Show every line from the entries that follow which holds the word "name".

Excerpts from an interface dataset

Content starts

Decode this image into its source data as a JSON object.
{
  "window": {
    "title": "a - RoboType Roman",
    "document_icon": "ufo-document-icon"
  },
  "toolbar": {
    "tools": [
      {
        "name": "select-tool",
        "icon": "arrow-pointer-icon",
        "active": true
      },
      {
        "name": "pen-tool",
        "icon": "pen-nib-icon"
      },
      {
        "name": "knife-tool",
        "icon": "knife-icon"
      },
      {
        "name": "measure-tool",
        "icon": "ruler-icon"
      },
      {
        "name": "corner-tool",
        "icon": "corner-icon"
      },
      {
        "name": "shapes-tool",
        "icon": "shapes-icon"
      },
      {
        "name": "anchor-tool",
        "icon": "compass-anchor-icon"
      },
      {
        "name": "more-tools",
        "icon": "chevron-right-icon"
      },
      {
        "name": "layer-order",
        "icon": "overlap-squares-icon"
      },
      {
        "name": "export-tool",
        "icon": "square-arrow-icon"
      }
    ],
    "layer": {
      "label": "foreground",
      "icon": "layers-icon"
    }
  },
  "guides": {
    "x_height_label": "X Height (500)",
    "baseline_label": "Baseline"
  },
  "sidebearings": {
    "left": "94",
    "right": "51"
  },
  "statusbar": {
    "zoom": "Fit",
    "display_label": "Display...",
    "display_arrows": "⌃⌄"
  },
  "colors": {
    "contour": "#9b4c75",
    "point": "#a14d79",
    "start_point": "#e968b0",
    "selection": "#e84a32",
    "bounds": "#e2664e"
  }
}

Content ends

Output >>
        "name": "select-tool",
        "name": "pen-tool",
        "name": "knife-tool",
        "name": "measure-tool",
        "name": "corner-tool",
        "name": "shapes-tool",
        "name": "anchor-tool",
        "name": "more-tools",
        "name": "layer-order",
        "name": "export-tool",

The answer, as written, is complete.